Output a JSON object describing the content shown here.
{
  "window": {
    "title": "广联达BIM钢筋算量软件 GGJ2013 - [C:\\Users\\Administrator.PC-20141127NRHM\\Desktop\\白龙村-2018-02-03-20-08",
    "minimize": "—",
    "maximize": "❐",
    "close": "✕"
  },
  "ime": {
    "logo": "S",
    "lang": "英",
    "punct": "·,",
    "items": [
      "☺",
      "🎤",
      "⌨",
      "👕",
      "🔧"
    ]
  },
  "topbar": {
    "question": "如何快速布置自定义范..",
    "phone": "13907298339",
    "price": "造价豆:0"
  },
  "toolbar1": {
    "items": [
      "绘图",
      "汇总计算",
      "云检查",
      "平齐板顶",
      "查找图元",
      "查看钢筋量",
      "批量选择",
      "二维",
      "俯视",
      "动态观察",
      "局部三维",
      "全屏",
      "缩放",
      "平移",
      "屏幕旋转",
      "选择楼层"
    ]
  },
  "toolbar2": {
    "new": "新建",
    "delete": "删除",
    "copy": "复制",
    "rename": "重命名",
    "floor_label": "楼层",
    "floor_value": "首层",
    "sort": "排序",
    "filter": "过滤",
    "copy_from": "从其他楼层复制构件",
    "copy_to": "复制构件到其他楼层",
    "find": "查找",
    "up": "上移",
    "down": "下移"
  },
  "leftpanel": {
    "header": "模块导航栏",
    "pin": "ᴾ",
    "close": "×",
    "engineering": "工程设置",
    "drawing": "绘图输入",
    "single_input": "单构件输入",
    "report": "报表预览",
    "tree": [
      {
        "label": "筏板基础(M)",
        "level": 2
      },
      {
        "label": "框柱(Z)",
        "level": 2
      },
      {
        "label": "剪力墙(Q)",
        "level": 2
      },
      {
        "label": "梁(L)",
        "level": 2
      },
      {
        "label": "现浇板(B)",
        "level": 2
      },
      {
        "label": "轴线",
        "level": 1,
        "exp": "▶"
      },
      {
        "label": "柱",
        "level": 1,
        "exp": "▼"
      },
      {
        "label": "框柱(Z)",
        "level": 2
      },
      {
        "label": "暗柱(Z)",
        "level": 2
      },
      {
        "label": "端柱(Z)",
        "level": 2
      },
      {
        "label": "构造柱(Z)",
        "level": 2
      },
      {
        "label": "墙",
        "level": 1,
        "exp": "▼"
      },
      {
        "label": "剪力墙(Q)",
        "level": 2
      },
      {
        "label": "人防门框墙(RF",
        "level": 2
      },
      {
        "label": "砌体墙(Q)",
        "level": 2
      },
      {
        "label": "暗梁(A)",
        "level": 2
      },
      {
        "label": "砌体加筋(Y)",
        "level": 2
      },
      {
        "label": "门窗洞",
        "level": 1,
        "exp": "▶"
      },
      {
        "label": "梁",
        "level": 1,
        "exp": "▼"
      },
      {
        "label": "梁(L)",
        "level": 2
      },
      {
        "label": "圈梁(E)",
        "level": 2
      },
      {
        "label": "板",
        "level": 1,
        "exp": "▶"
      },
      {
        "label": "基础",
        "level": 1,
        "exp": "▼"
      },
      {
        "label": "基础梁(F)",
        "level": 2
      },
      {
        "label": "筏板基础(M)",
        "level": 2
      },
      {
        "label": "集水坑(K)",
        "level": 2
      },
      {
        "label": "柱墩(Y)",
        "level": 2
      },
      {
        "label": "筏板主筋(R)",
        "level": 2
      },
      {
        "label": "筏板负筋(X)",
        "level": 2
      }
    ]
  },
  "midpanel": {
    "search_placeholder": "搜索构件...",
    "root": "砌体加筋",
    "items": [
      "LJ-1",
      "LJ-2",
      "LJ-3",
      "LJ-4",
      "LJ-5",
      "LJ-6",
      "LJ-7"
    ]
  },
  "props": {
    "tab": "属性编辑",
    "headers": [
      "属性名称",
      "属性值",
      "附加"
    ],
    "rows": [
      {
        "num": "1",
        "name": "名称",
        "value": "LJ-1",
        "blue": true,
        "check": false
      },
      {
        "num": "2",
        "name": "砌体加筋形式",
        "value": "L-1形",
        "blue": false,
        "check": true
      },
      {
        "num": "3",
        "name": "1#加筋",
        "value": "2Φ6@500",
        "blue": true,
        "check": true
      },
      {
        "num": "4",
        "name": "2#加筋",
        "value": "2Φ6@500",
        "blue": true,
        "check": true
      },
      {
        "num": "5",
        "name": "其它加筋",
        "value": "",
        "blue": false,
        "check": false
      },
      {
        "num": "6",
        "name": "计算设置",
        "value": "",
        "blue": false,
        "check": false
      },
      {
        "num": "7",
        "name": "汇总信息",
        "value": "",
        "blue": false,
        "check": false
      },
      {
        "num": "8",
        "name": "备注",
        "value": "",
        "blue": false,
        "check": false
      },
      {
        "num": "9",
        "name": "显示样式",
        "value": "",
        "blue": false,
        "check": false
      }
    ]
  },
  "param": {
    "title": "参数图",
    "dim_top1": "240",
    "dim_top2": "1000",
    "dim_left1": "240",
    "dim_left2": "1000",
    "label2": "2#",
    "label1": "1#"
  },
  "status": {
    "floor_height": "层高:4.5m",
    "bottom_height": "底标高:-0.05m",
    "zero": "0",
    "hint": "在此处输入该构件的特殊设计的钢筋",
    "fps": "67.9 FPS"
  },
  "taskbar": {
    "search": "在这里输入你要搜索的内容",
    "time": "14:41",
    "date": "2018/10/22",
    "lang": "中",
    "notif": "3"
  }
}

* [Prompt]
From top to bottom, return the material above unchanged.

* [Solution for this task]
Output a JSON object describing the content shown here.
{
  "window": {
    "title": "广联达BIM钢筋算量软件 GGJ2013 - [C:\\Users\\Administrator.PC-20141127NRHM\\Desktop\\白龙村-2018-02-03-20-08",
    "minimize": "—",
    "maximize": "❐",
    "close": "✕"
  },
  "ime": {
    "logo": "S",
    "lang": "英",
    "punct": "·,",
    "items": [
      "☺",
      "🎤",
      "⌨",
      "👕",
      "🔧"
    ]
  },
  "topbar": {
    "question": "如何快速布置自定义范..",
    "phone": "13907298339",
    "price": "造价豆:0"
  },
  "toolbar1": {
    "items": [
      "绘图",
      "汇总计算",
      "云检查",
      "平齐板顶",
      "查找图元",
      "查看钢筋量",
      "批量选择",
      "二维",
      "俯视",
      "动态观察",
      "局部三维",
      "全屏",
      "缩放",
      "平移",
      "屏幕旋转",
      "选择楼层"
    ]
  },
  "toolbar2": {
    "new": "新建",
    "delete": "删除",
    "copy": "复制",
    "rename": "重命名",
    "floor_label": "楼层",
    "floor_value": "首层",
    "sort": "排序",
    "filter": "过滤",
    "copy_from": "从其他楼层复制构件",
    "copy_to": "复制构件到其他楼层",
    "find": "查找",
    "up": "上移",
    "down": "下移"
  },
  "leftpanel": {
    "header": "模块导航栏",
    "pin": "ᴾ",
    "close": "×",
    "engineering": "工程设置",
    "drawing": "绘图输入",
    "single_input": "单构件输入",
    "report": "报表预览",
    "tree": [
      {
        "label": "筏板基础(M)",
        "level": 2
      },
      {
        "label": "框柱(Z)",
        "level": 2
      },
      {
        "label": "剪力墙(Q)",
        "level": 2
      },
      {
        "label": "梁(L)",
        "level": 2
      },
      {
        "label": "现浇板(B)",
        "level": 2
      },
      {
        "label": "轴线",
        "level": 1,
        "exp": "▶"
      },
      {
        "label": "柱",
        "level": 1,
        "exp": "▼"
      },
      {
        "label": "框柱(Z)",
        "level": 2
      },
      {
        "label": "暗柱(Z)",
        "level": 2
      },
      {
        "label": "端柱(Z)",
        "level": 2
      },
      {
        "label": "构造柱(Z)",
        "level": 2
      },
      {
        "label": "墙",
        "level": 1,
        "exp": "▼"
      },
      {
        "label": "剪力墙(Q)",
        "level": 2
      },
      {
        "label": "人防门框墙(RF",
        "level": 2
      },
      {
        "label": "砌体墙(Q)",
        "level": 2
      },
      {
        "label": "暗梁(A)",
        "level": 2
      },
      {
        "label": "砌体加筋(Y)",
        "level": 2
      },
      {
        "label": "门窗洞",
        "level": 1,
        "exp": "▶"
      },
      {
        "label": "梁",
        "level": 1,
        "exp": "▼"
      },
      {
        "label": "梁(L)",
        "level": 2
      },
      {
        "label": "圈梁(E)",
        "level": 2
      },
      {
        "label": "板",
        "level": 1,
        "exp": "▶"
      },
      {
        "label": "基础",
        "level": 1,
        "exp": "▼"
      },
      {
        "label": "基础梁(F)",
        "level": 2
      },
      {
        "label": "筏板基础(M)",
        "level": 2
      },
      {
        "label": "集水坑(K)",
        "level": 2
      },
      {
        "label": "柱墩(Y)",
        "level": 2
      },
      {
        "label": "筏板主筋(R)",
        "level": 2
      },
      {
        "label": "筏板负筋(X)",
        "level": 2
      }
    ]
  },
  "midpanel": {
    "search_placeholder": "搜索构件...",
    "root": "砌体加筋",
    "items": [
      "LJ-1",
      "LJ-2",
      "LJ-3",
      "LJ-4",
      "LJ-5",
      "LJ-6",
      "LJ-7"
    ]
  },
  "props": {
    "tab": "属性编辑",
    "headers": [
      "属性名称",
      "属性值",
      "附加"
    ],
    "rows": [
      {
        "num": "1",
        "name": "名称",
        "value": "LJ-1",
        "blue": true,
        "check": false
      },
      {
        "num": "2",
        "name": "砌体加筋形式",
        "value": "L-1形",
        "blue": false,
        "check": true
      },
      {
        "num": "3",
        "name": "1#加筋",
        "value": "2Φ6@500",
        "blue": true,
        "check": true
      },
      {
        "num": "4",
        "name": "2#加筋",
        "value": "2Φ6@500",
        "blue": true,
        "check": true
      },
      {
        "num": "5",
        "name": "其它加筋",
        "value": "",
        "blue": false,
        "check": false
      },
      {
        "num": "6",
        "name": "计算设置",
        "value": "",
        "blue": false,
        "check": false
      },
      {
        "num": "7",
        "name": "汇总信息",
        "value": "",
        "blue": false,
        "check": false
      },
      {
        "num": "8",
        "name": "备注",
        "value": "",
        "blue": false,
        "check": false
      },
      {
        "num": "9",
        "name": "显示样式",
        "value": "",
        "blue": false,
        "check": false
      }
    ]
  },
  "param": {
    "title": "参数图",
    "dim_top1": "240",
    "dim_top2": "1000",
    "dim_left1": "240",
    "dim_left2": "1000",
    "label2": "2#",
    "label1": "1#"
  },
  "status": {
    "floor_height": "层高:4.5m",
    "bottom_height": "底标高:-0.05m",
    "zero": "0",
    "hint": "在此处输入该构件的特殊设计的钢筋",
    "fps": "67.9 FPS"
  },
  "taskbar": {
    "search": "在这里输入你要搜索的内容",
    "time": "14:41",
    "date": "2018/10/22",
    "lang": "中",
    "notif": "3"
  }
}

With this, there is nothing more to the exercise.